As fine as Arisco’s work is, he’d tell you that you need a deft cast to pull this off. He has gathered an inspired group of clowns who throw themselves into the madness with complete abandon and who bring their own bag of tricks to the assignment. What is especially impressive is that while all have acted in many genres of theater, some are not well-known for their comic chops.

Top of the list is Crawford who played the regal Richard in Palm Beach Dramaworks’ The Lion in Winter and the Carbonell-winning role as the sensual lover in Actors Playhouse’s musical Murder Ballad. Not a trace of those fellas are evident in his hapless, frazzled hero who pulls on his pants backwards, the classic paradigm of an Everyman coping on the fly with impossible-to-have-predicted circumstances. At one point, Eric responds to a bad guy pointing a gun at him by pointing his finger in return as if it is a deadly weapon. Crawford says with desperation, “You put away the gun, I‘ll put away the finger.”

Although barely a college graduate, Sanford has had the lead in Bonnie & Clyde, played the title character’s friend in Carrie and won acclaim as the disaffected teenager in Fear Up Harsh. Once again, her Billie is a lovable naif way, way out of her depth in this sting and desperately trying to deal with the insanity in the next room. It turns out that when the killer gets his blood lust on, his Scotts becomes gibberish. Somehow she can understand him and when he gives a very long diatribe about his plans to kill her, she has to translate for the others in the room. Her woebegone delivery earned Sanford a mid-show ovation from the audience.

Amadeo’s resume features No Exit, Cabaret, Miss Julie and 4:48 Psychosis. But her comic chops get a workout here. She is every inch a delightful goofball as the other two.

Ballard has performed in Spamalot, but he’s best known for his handsome assured leading men from Doubt to Les Liaisons Dangereuses. His Scots-spouting killer, whose forehead never met a door he couldn’t run into and who plays the bagpipes before killing a target, is a solid hoot.

But the entire cast is first-rate as they race in and out of the slamming doors, waving around firearms and wearing various articles of plaid clothing.

Unnecessary Farce (the title’s reference is, indeed, a wait-for-it-surprise) is an unapologetic mindless but well-executed evening of zaniness.

Unnecessary Farce plays through Aug. 9 at the Actors’ Playhouse at the Miracle Theatre, 280 Miracle Mile, Coral Gables. Performances 8 p.m. Wednesday-Saturday, 3 p.m. Sunday. Running time 2 hours with one intermission. Tickets $53 Friday-Saturday, $45 other shows. The theater offers a 10 percent senior discount rate the day of performance and $15 student rush tickets 15 minutes prior to curtain with identification.  Visit or call (305) 441-4181.

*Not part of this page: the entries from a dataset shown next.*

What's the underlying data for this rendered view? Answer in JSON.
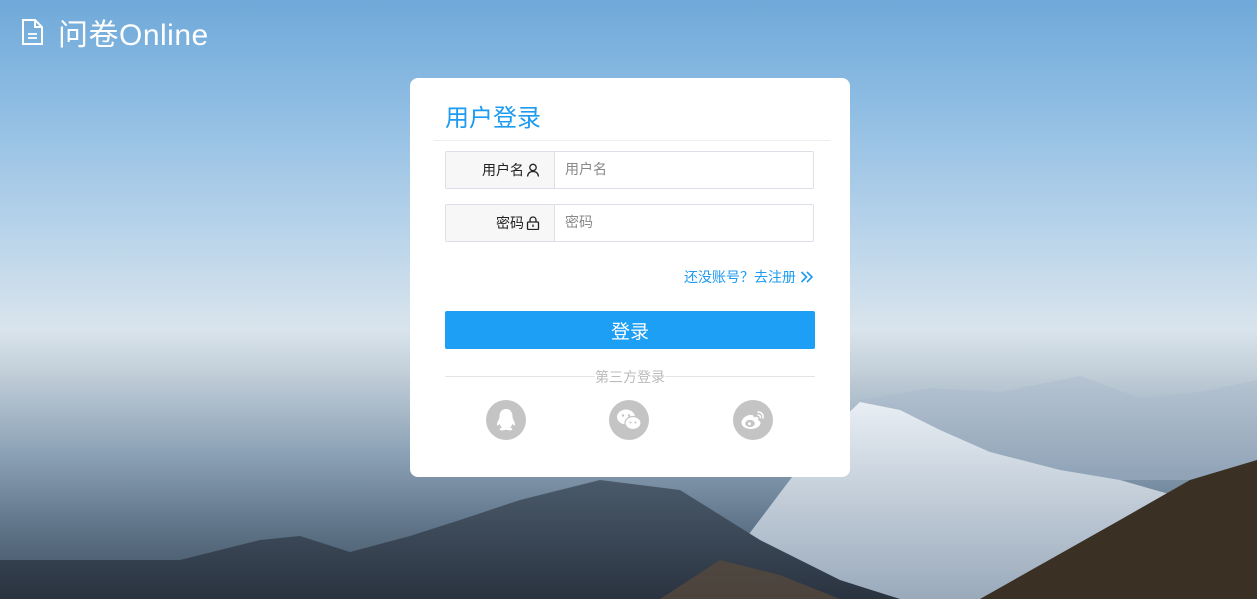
{
  "brand": {
    "name": "问卷Online",
    "icon": "document-icon"
  },
  "login": {
    "title": "用户登录",
    "username": {
      "label": "用户名",
      "placeholder": "用户名",
      "icon": "user-icon"
    },
    "password": {
      "label": "密码",
      "placeholder": "密码",
      "icon": "lock-icon"
    },
    "register_link": "还没账号？去注册",
    "submit_label": "登录",
    "third_party_label": "第三方登录",
    "social": [
      "qq-icon",
      "wechat-icon",
      "weibo-icon"
    ]
  },
  "colors": {
    "accent": "#1d9ff5",
    "social_bg": "#c4c4c4"
  }
}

This entry was posted in Performances, Reviews. Bookmark the permalink.

Leave a Reply

Your email address will not be published.

Time limit is exhausted. Please reload the CAPTCHA.